Review: You Can Do It! By Tony DungySuper-Bowl-winning coach and bestselling author, Tony Dungy, tries his hands at a children's book with You Can Do It!. Written and illustrated for children in probably 1-3 grade, Dungy tells a true story from his childhood. Linden, Tony Dungy's younger brother, didn't know what he wanted to be when he grew up. He only knew he liked to make people smile. The Dungy's dad would regularly tell them, "Whatever it is that you want to do, you can do it. Trust God and dream big!" Tony knew he wanted to be a football player. His sister's knew what they wanted to do, be nurses or doctors. But Linden didn't know. His dad told him to pray that God would help Linden find his dream. The next day, while getting a filling at the dentist's office, his love of making people smile found its dream: Dentistry. The Dungy's dad told them to dream big and they did: Professional football and dentistry. And years later, both dreams came true.
Dungy writes in the afterword, "I'm glad I had parents that helped us to dream. I'm glad they taught us to pray about things that were on our mind. And I'm really glad that God answers our prayers...Our parents taught us to dream, but they also taught us something more important. Whatever we dreamed about, we should tell God because He is the one that can make those plans succeed."

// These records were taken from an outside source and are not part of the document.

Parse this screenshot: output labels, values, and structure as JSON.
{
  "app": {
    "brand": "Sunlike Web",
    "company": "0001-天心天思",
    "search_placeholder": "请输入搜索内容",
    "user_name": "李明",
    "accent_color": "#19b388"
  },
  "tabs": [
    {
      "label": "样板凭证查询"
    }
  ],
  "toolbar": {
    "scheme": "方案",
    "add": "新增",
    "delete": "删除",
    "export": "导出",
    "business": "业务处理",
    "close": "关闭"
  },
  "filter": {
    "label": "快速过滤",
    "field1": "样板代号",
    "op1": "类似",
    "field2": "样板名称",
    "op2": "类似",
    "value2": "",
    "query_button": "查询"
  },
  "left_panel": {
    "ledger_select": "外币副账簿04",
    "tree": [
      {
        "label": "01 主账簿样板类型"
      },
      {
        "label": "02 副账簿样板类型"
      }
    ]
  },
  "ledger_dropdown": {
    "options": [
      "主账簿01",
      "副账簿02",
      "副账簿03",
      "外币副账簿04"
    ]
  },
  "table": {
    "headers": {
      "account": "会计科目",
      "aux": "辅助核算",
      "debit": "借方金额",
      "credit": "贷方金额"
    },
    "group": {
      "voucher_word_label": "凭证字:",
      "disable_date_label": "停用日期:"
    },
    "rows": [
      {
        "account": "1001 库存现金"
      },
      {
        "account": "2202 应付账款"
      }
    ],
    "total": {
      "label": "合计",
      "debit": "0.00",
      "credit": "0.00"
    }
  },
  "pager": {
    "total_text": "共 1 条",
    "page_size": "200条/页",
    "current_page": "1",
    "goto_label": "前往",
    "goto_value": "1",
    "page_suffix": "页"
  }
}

It is good and right to teach children of a Christian household to pray to God, to tell Him what's on their mind, to ask him for things. God says in Psalm 37:4, "Delight yourself in the Lord, and he will give you the desires of your heart." My concern for this book lies in what is left unsaid and with how, without further guidance, God is made to look like His primary concern for us is to give us our dreams. God cares so much for His children that He died to save us from ours sins and reconcile us to himself (see 1 Peter 3:18). God is the greatest gift we could ever desire, and if you delight yourself in Him, He gives you Himself. But nowhere in the Bible does God promise to give us what we dream or everything we ask for (see James 4:3). The God of Dungy's You Can Do It! may give children the impression that God lives to make them dentists, professional football players, and nurses. It is true that the one who seeks to glorify God in everything (Colossians 3:23-24) will likely succeed, and the children should be taught to work hard and honor God in everything, even ask him for wisdom and guidance and blessing. However, the answer to these prayers is not always, "You can do it!" Sometimes, often it will be to say "no" to worldly success and the things that seem to matter here, and instead give trials. The message to a child who is being taught to honor God should be, "Seek first the Kingdom of God" (Luke 12:31) and then even in the face of losing everything, Jesus says to those who have trusted in Him, "Fear not, little flock, for it is your Father's good pleasure to give you the kingdom" (Luke 12:32).
I am thankful that Dungy wants to encourage kids to dream big and try hard. I recognize that this book had a different aim than that I described in the paragraph above, and I suspect Dungy might even agree with my paragraph. He was emphasizing something different. Something I think that without qualification or explanation is dangerous or even wrong to emphasize. My fear is that much of Christianity today takes the statement "have faith" to mean little more than "have faith that God will bless you [in this world], and He will." Dungy makes many statements similar to this (For example, Dungy's dad when Linden was wondering if he would ever have a dream says, "Just keep having faith."). It is right to ask of God and have faith that He will do what's best. But if getting what we want is the focus of where we put our faith, we are missing everything of Christianity. Have faith in God to save you from your sins and give you Himself. Because of misplaced priorities and a high likelihood of communicating unbiblical and ungodly priorities, proceed with much caution; if it is to be read to a child, do so with much discernment and emphasis on what is missing from this picture of God.